Pillow sprays, ‘sleep tea’ and mindfulness are being sold as the answers to getting a better night’s sleep.
But poor sleepers should be careful, as these “sleep hygiene” solutions are likely to make their problem worse, an expert has warned.
People who become overly obsessed with their bedroom routine — tricks like chamomile tea, pillow spray, a bedtime bath, blackout curtains and yoga — can become too “vigilant” about sleep, according to the insomnia expert Kathryn Pinkham, a former NHS psychologist.
It might be best to try a technique of ‘retraining’ your body clock by spending less time awake in bed and going to bed later, to increase your body’s ‘appetite’ for sleep.
Speaking at the Midlife Live Postcards event in London, Ms Pinkham said: “Most people who come to me have tried everything, those will be their words, bought everything, changed everything, read everything, and still they are not sleeping well.

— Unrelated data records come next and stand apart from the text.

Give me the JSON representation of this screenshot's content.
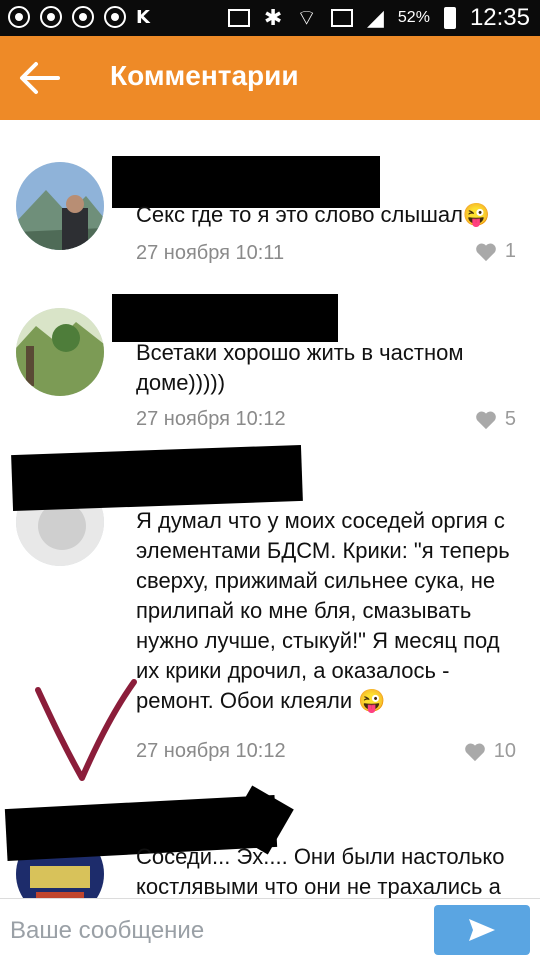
{
  "status_bar": {
    "battery": "52%",
    "time": "12:35",
    "carrier_glyph": "K"
  },
  "header": {
    "title": "Комментарии"
  },
  "comments": [
    {
      "text": "Секс где то я это слово слышал😜",
      "timestamp": "27 ноября 10:11",
      "likes": "1"
    },
    {
      "text": "Всетаки хорошо жить в частном доме)))))",
      "timestamp": "27 ноября 10:12",
      "likes": "5"
    },
    {
      "text": "Я думал что у моих соседей оргия с элементами БДСМ. Крики: \"я теперь сверху, прижимай сильнее сука, не прилипай ко мне бля, смазывать нужно лучше, стыкуй!\" Я месяц под их крики дрочил, а оказалось - ремонт. Обои клеяли 😜",
      "timestamp": "27 ноября 10:12",
      "likes": "10"
    },
    {
      "text": "Соседи... Эх.... Они были настолько костлявыми что они не трахались а",
      "timestamp": "",
      "likes": ""
    }
  ],
  "composer": {
    "placeholder": "Ваше сообщение"
  },
  "colors": {
    "appbar": "#ee8a27",
    "send_button": "#5aa5e2",
    "annotation_mark": "#8b1d3a"
  }
}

(File Image) People who fixate too much on their bedroom routine can become too ‘vigilant’ about sleep, according to insomnia expert Kathryn Pinkham

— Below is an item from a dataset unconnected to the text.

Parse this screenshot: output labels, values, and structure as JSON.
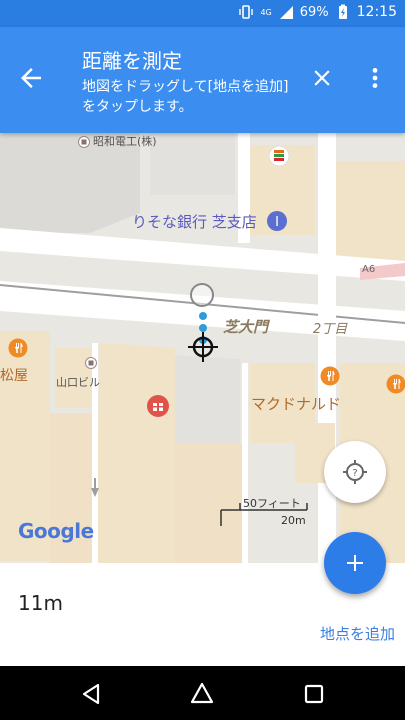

“If you think about the formula where sleep problems come from, really, the more you do to try to improve it, the worse it will be, because you’re trying too hard.

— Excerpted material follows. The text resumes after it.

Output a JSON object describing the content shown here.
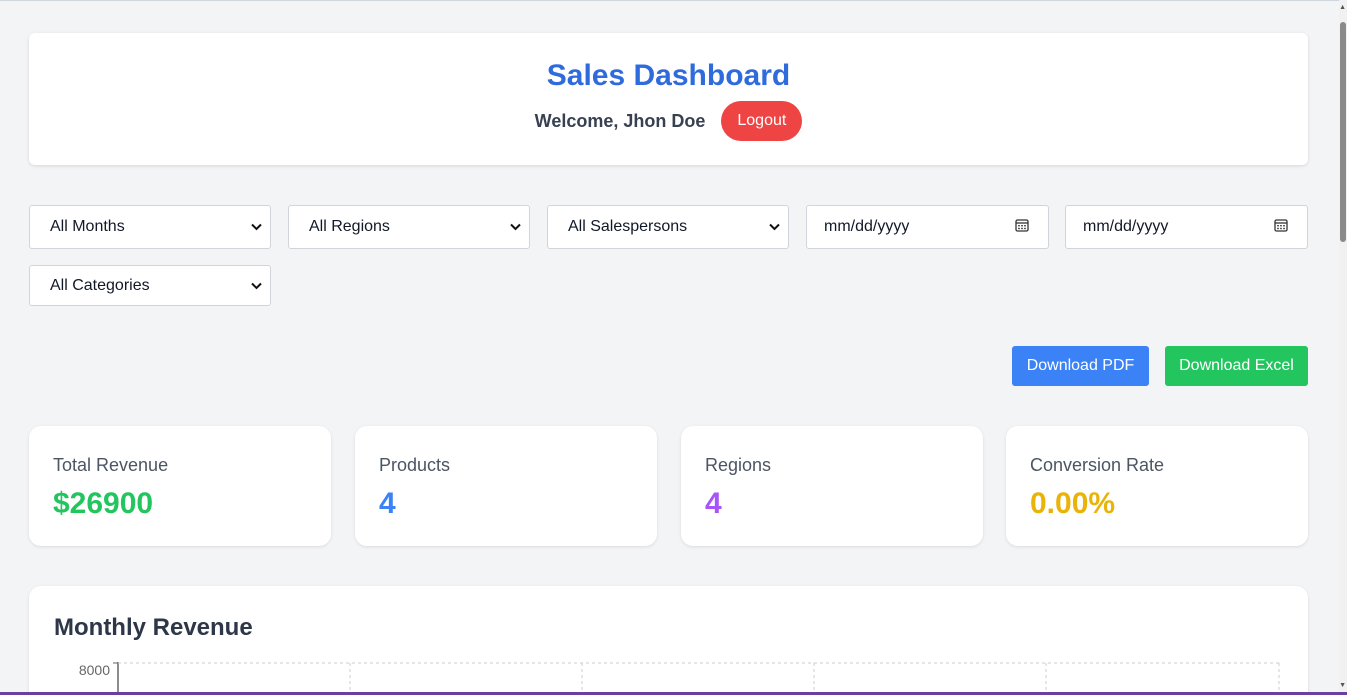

‘Sleep hygiene is things like giving up caffeine, turning down the blinds, giving up alcohol.
“None of that is bad advice, but it’s not a cure for sleep deprivation.”
She added: “You have this long relaxation routine where ‘I have to take a shower, I have to do my yoga hour, I have to have a sleepy tea and I’m going to listen to my attention.
“Actually, all you’re doing there is creating a really long (until) routine not to sleep.”
The sleep expert, founder of The Insomnia Clinic, advises against using digital sleep monitors if they feel anxious about not getting a good night’s sleep, as this is just another example of sleep “micromanaging.”
Describing how people often respond to a few nights of bad sleep, he said: “We googled it.” The first thing we would probably do would be to go to bed earlier, maybe we would buy a sleeping tea, maybe we would buy a spray for our pillow.
On the effect of this approach to sleep, he added: “We go from having a sleep pattern that works, a body clock that knows what to do, to just really being aware of something that we can’t really interfere with.” much or worse it gets.’
People need to change their relationship with the bed, so they don’t lie there for hours if they can’t sleep, according to the expert.
(File Image) The sleep expert also advises people who are trying not to worry about their nighttime anxieties to set aside time to think about them and maybe write them down.
Most people wake up at 2 am or 3 am, and it’s not clear why these times are so common, but the advice for people frustrated and anxious to wake up is to get out of the room, perhaps to read. a book or watch television, before returning. when they feel tired again.
Ms Pinkham said: “Instead of lying in bed desperately trying to calm down and feeling so hurt and stressed, just forget about it.”
Give up the battle, get out of bed, do something else.
Rather than having people who don’t sleep well go to bed earlier, the Insomnia Clinic advises that they try increasing their “sleep drive” (the desire for sleep that builds during the day) by using mild sleep deprivation. in the short term it should reset your biological clock.
Ms Pinkham said: “An example of sleep scheduling would be, if someone goes to bed at 10, they get out of bed at 6 for school and work, but within that period, they only They sleep six hours.” – maybe even broken too, maybe not in one fell swoop – what I would be saying is that you can only sleep for six hours right now.
“So the two hours you’re in bed is the problem, that’s the insomnia.
‘So what I’m going to suggest is that you can only sleep for six hours right now, so instead we’re going to shorten your sleep window to six hours.
‘So, for example, you’re not going to bed at midnight, and you’re going to set your alarm for six.
“So now when you get out of bed at six, you have these two extra hours to create a much bigger sleep boost.”
The theory is that people can train their biological clock like we do with young children who don’t have a sleep pattern until they learn it.
And instead of going without sleep in bed, people can use the extra time before bed at night, short-term, to move on their to-do list or spend more time on a hobby.
The sleep expert also advises people who are trying not to worry about their anxieties at night to set aside time to think about them—and maybe write them down—during the day.
She says people need to be realistic about not getting a perfect night’s sleep.
And they shouldn’t overcomplicate things with sleep hygiene techniques, and Ms Pinkham concludes: “If you don’t really enjoy yoga before bed, but do it for sleep, let’s not bother doing it anymore.”
‘If you really don’t like chamomile tea, let’s get rid of it.
“A lot of this is about wiping the slate clean.”